++++ Given entries ++++

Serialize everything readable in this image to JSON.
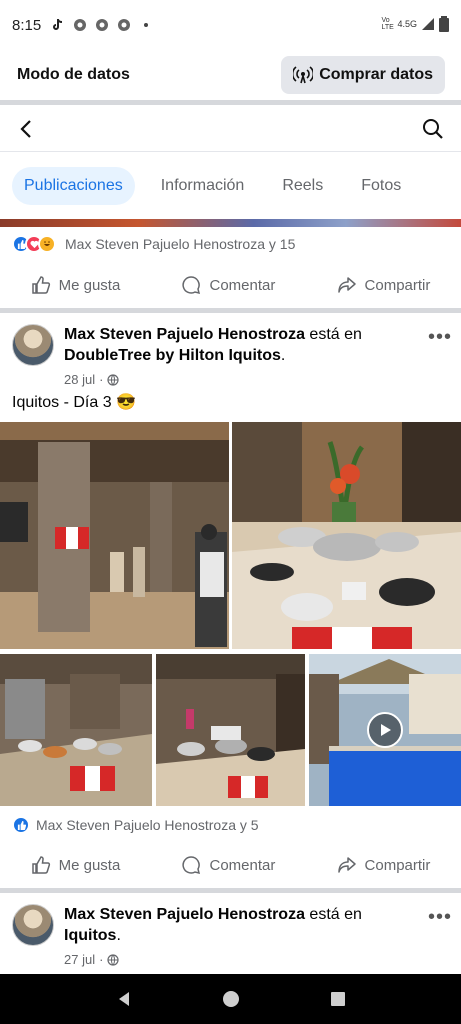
{
  "status_bar": {
    "time": "8:15",
    "network": "4.5G",
    "carrier": "Vo LTE"
  },
  "data_mode": {
    "label": "Modo de datos",
    "buy_button": "Comprar datos"
  },
  "tabs": [
    {
      "label": "Publicaciones",
      "active": true
    },
    {
      "label": "Información",
      "active": false
    },
    {
      "label": "Reels",
      "active": false
    },
    {
      "label": "Fotos",
      "active": false
    }
  ],
  "previous_post": {
    "reactions_text": "Max Steven Pajuelo Henostroza y 15"
  },
  "actions": {
    "like": "Me gusta",
    "comment": "Comentar",
    "share": "Compartir"
  },
  "post1": {
    "author": "Max Steven Pajuelo Henostroza",
    "location_connector": "está en",
    "location": "DoubleTree by Hilton Iquitos",
    "date": "28 jul",
    "caption": "Iquitos - Día 3 😎",
    "reactions_text": "Max Steven Pajuelo Henostroza y 5"
  },
  "post2": {
    "author": "Max Steven Pajuelo Henostroza",
    "location_connector": "está en",
    "location": "Iquitos",
    "date": "27 jul"
  },
  "colors": {
    "accent": "#1b74e4",
    "tab_active_bg": "#e7f3ff",
    "secondary_text": "#65676b"
  }
}
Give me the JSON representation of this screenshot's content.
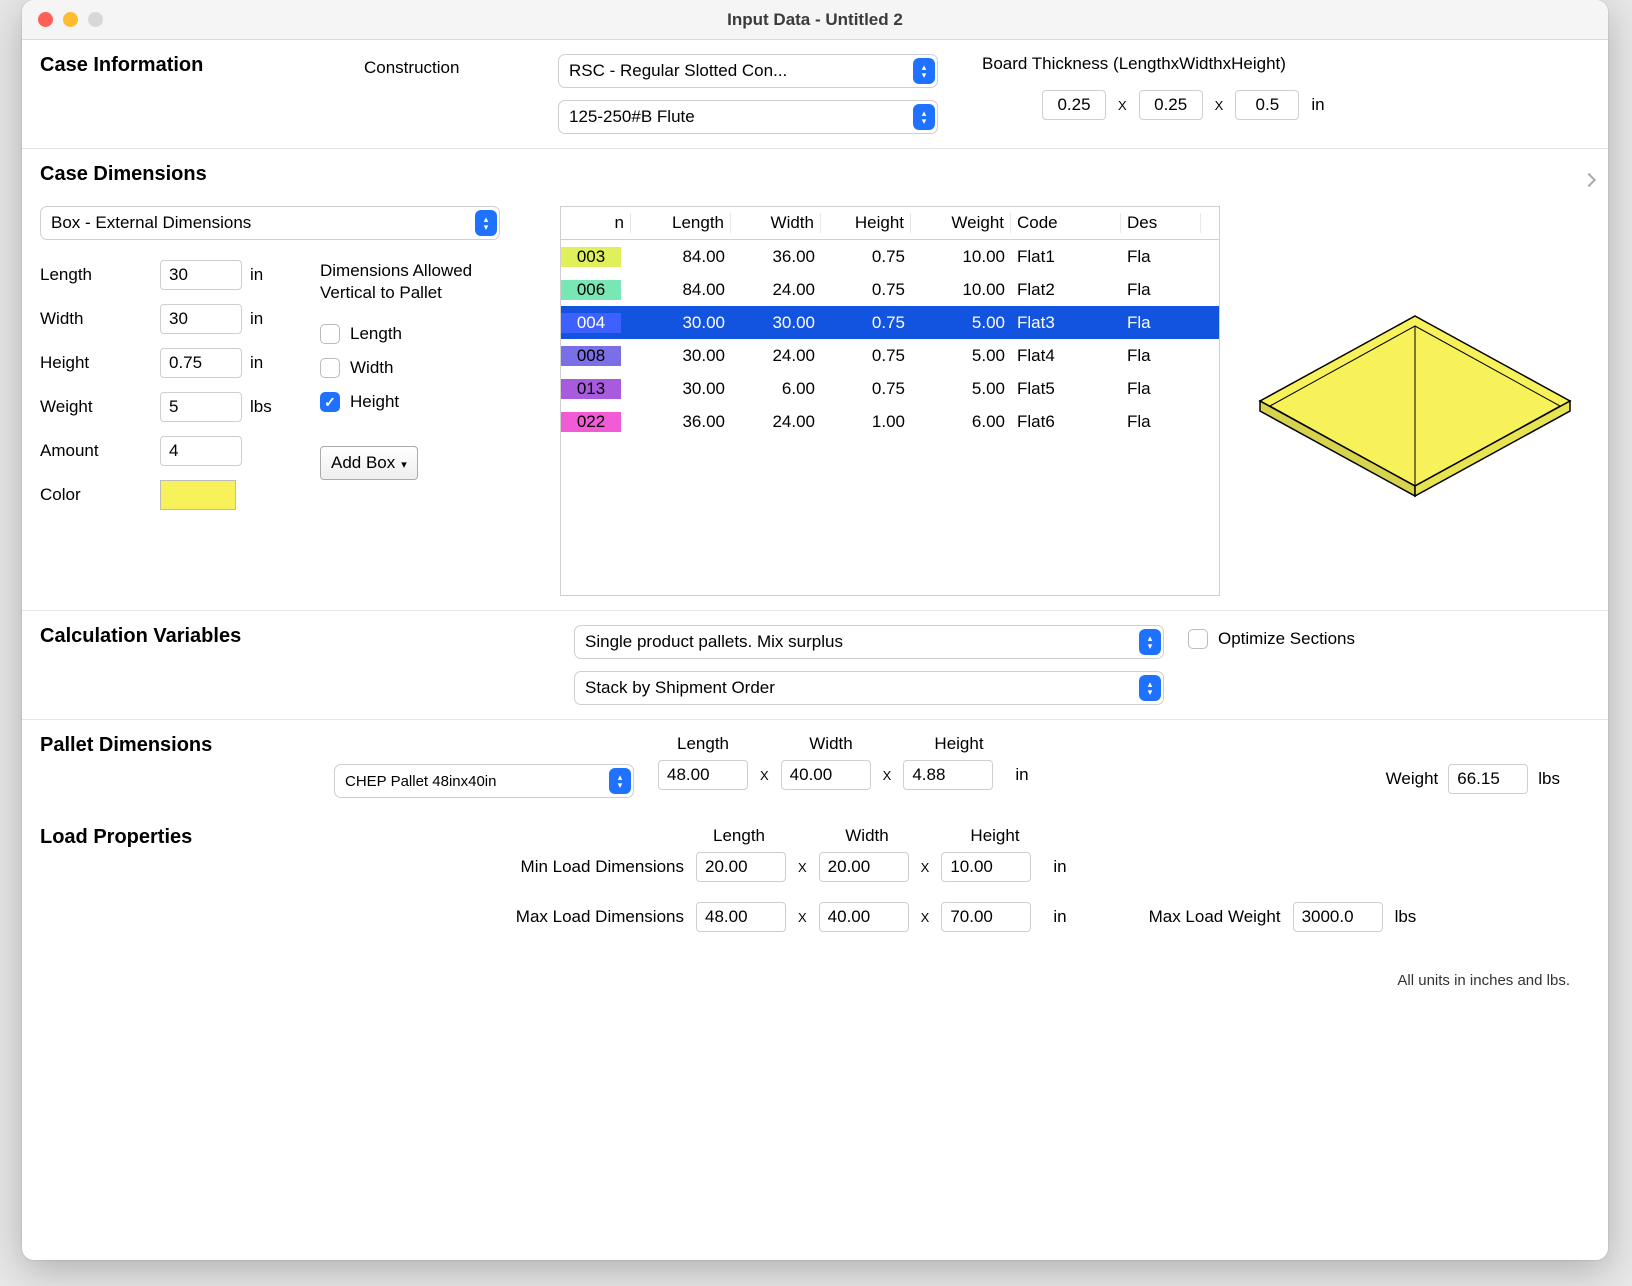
{
  "window": {
    "title": "Input Data - Untitled 2"
  },
  "caseInfo": {
    "title": "Case Information",
    "constructionLabel": "Construction",
    "constructionValue": "RSC - Regular Slotted Con...",
    "fluteValue": "125-250#B Flute",
    "boardThicknessLabel": "Board Thickness (LengthxWidthxHeight)",
    "thickL": "0.25",
    "thickW": "0.25",
    "thickH": "0.5",
    "x": "X",
    "unit": "in"
  },
  "caseDim": {
    "title": "Case Dimensions",
    "boxTypeValue": "Box - External Dimensions",
    "labels": {
      "length": "Length",
      "width": "Width",
      "height": "Height",
      "weight": "Weight",
      "amount": "Amount",
      "color": "Color"
    },
    "length": "30",
    "lengthUnit": "in",
    "width": "30",
    "widthUnit": "in",
    "height": "0.75",
    "heightUnit": "in",
    "weight": "5",
    "weightUnit": "lbs",
    "amount": "4",
    "allowedLabel": "Dimensions Allowed Vertical to Pallet",
    "chkLength": "Length",
    "chkWidth": "Width",
    "chkHeight": "Height",
    "addBox": "Add Box",
    "table": {
      "headers": [
        "n",
        "Length",
        "Width",
        "Height",
        "Weight",
        "Code",
        "Des"
      ],
      "rows": [
        {
          "n": "003",
          "length": "84.00",
          "width": "36.00",
          "height": "0.75",
          "weight": "10.00",
          "code": "Flat1",
          "des": "Fla"
        },
        {
          "n": "006",
          "length": "84.00",
          "width": "24.00",
          "height": "0.75",
          "weight": "10.00",
          "code": "Flat2",
          "des": "Fla"
        },
        {
          "n": "004",
          "length": "30.00",
          "width": "30.00",
          "height": "0.75",
          "weight": "5.00",
          "code": "Flat3",
          "des": "Fla",
          "selected": true
        },
        {
          "n": "008",
          "length": "30.00",
          "width": "24.00",
          "height": "0.75",
          "weight": "5.00",
          "code": "Flat4",
          "des": "Fla"
        },
        {
          "n": "013",
          "length": "30.00",
          "width": "6.00",
          "height": "0.75",
          "weight": "5.00",
          "code": "Flat5",
          "des": "Fla"
        },
        {
          "n": "022",
          "length": "36.00",
          "width": "24.00",
          "height": "1.00",
          "weight": "6.00",
          "code": "Flat6",
          "des": "Fla"
        }
      ]
    }
  },
  "calc": {
    "title": "Calculation Variables",
    "mode": "Single product pallets. Mix surplus",
    "stack": "Stack by Shipment Order",
    "optimize": "Optimize Sections"
  },
  "pallet": {
    "title": "Pallet Dimensions",
    "type": "CHEP Pallet 48inx40in",
    "lwh": {
      "l": "Length",
      "w": "Width",
      "h": "Height"
    },
    "length": "48.00",
    "width": "40.00",
    "height": "4.88",
    "unit": "in",
    "weightLabel": "Weight",
    "weight": "66.15",
    "weightUnit": "lbs"
  },
  "load": {
    "title": "Load Properties",
    "minLabel": "Min Load Dimensions",
    "maxLabel": "Max Load Dimensions",
    "lwh": {
      "l": "Length",
      "w": "Width",
      "h": "Height"
    },
    "minL": "20.00",
    "minW": "20.00",
    "minH": "10.00",
    "unit": "in",
    "maxL": "48.00",
    "maxW": "40.00",
    "maxH": "70.00",
    "maxWeightLabel": "Max Load Weight",
    "maxWeight": "3000.0",
    "weightUnit": "lbs"
  },
  "footer": {
    "note": "All units in inches and lbs."
  },
  "x": "X"
}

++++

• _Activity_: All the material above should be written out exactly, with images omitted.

• _Answer box_:
Serialize everything readable in this image to JSON.
{
  "status_bar": {
    "time": "8:15",
    "network": "4.5G",
    "carrier": "Vo LTE"
  },
  "data_mode": {
    "label": "Modo de datos",
    "buy_button": "Comprar datos"
  },
  "tabs": [
    {
      "label": "Publicaciones",
      "active": true
    },
    {
      "label": "Información",
      "active": false
    },
    {
      "label": "Reels",
      "active": false
    },
    {
      "label": "Fotos",
      "active": false
    }
  ],
  "previous_post": {
    "reactions_text": "Max Steven Pajuelo Henostroza y 15"
  },
  "actions": {
    "like": "Me gusta",
    "comment": "Comentar",
    "share": "Compartir"
  },
  "post1": {
    "author": "Max Steven Pajuelo Henostroza",
    "location_connector": "está en",
    "location": "DoubleTree by Hilton Iquitos",
    "date": "28 jul",
    "caption": "Iquitos - Día 3 😎",
    "reactions_text": "Max Steven Pajuelo Henostroza y 5"
  },
  "post2": {
    "author": "Max Steven Pajuelo Henostroza",
    "location_connector": "está en",
    "location": "Iquitos",
    "date": "27 jul"
  },
  "colors": {
    "accent": "#1b74e4",
    "tab_active_bg": "#e7f3ff",
    "secondary_text": "#65676b"
  }
}
Give me the JSON representation of this screenshot's content.
{
  "window": {
    "title": "Input Data - Untitled 2"
  },
  "caseInfo": {
    "title": "Case Information",
    "constructionLabel": "Construction",
    "constructionValue": "RSC - Regular Slotted Con...",
    "fluteValue": "125-250#B Flute",
    "boardThicknessLabel": "Board Thickness (LengthxWidthxHeight)",
    "thickL": "0.25",
    "thickW": "0.25",
    "thickH": "0.5",
    "x": "X",
    "unit": "in"
  },
  "caseDim": {
    "title": "Case Dimensions",
    "boxTypeValue": "Box - External Dimensions",
    "labels": {
      "length": "Length",
      "width": "Width",
      "height": "Height",
      "weight": "Weight",
      "amount": "Amount",
      "color": "Color"
    },
    "length": "30",
    "lengthUnit": "in",
    "width": "30",
    "widthUnit": "in",
    "height": "0.75",
    "heightUnit": "in",
    "weight": "5",
    "weightUnit": "lbs",
    "amount": "4",
    "allowedLabel": "Dimensions Allowed Vertical to Pallet",
    "chkLength": "Length",
    "chkWidth": "Width",
    "chkHeight": "Height",
    "addBox": "Add Box",
    "table": {
      "headers": [
        "n",
        "Length",
        "Width",
        "Height",
        "Weight",
        "Code",
        "Des"
      ],
      "rows": [
        {
          "n": "003",
          "length": "84.00",
          "width": "36.00",
          "height": "0.75",
          "weight": "10.00",
          "code": "Flat1",
          "des": "Fla"
        },
        {
          "n": "006",
          "length": "84.00",
          "width": "24.00",
          "height": "0.75",
          "weight": "10.00",
          "code": "Flat2",
          "des": "Fla"
        },
        {
          "n": "004",
          "length": "30.00",
          "width": "30.00",
          "height": "0.75",
          "weight": "5.00",
          "code": "Flat3",
          "des": "Fla",
          "selected": true
        },
        {
          "n": "008",
          "length": "30.00",
          "width": "24.00",
          "height": "0.75",
          "weight": "5.00",
          "code": "Flat4",
          "des": "Fla"
        },
        {
          "n": "013",
          "length": "30.00",
          "width": "6.00",
          "height": "0.75",
          "weight": "5.00",
          "code": "Flat5",
          "des": "Fla"
        },
        {
          "n": "022",
          "length": "36.00",
          "width": "24.00",
          "height": "1.00",
          "weight": "6.00",
          "code": "Flat6",
          "des": "Fla"
        }
      ]
    }
  },
  "calc": {
    "title": "Calculation Variables",
    "mode": "Single product pallets. Mix surplus",
    "stack": "Stack by Shipment Order",
    "optimize": "Optimize Sections"
  },
  "pallet": {
    "title": "Pallet Dimensions",
    "type": "CHEP Pallet 48inx40in",
    "lwh": {
      "l": "Length",
      "w": "Width",
      "h": "Height"
    },
    "length": "48.00",
    "width": "40.00",
    "height": "4.88",
    "unit": "in",
    "weightLabel": "Weight",
    "weight": "66.15",
    "weightUnit": "lbs"
  },
  "load": {
    "title": "Load Properties",
    "minLabel": "Min Load Dimensions",
    "maxLabel": "Max Load Dimensions",
    "lwh": {
      "l": "Length",
      "w": "Width",
      "h": "Height"
    },
    "minL": "20.00",
    "minW": "20.00",
    "minH": "10.00",
    "unit": "in",
    "maxL": "48.00",
    "maxW": "40.00",
    "maxH": "70.00",
    "maxWeightLabel": "Max Load Weight",
    "maxWeight": "3000.0",
    "weightUnit": "lbs"
  },
  "footer": {
    "note": "All units in inches and lbs."
  },
  "x": "X"
}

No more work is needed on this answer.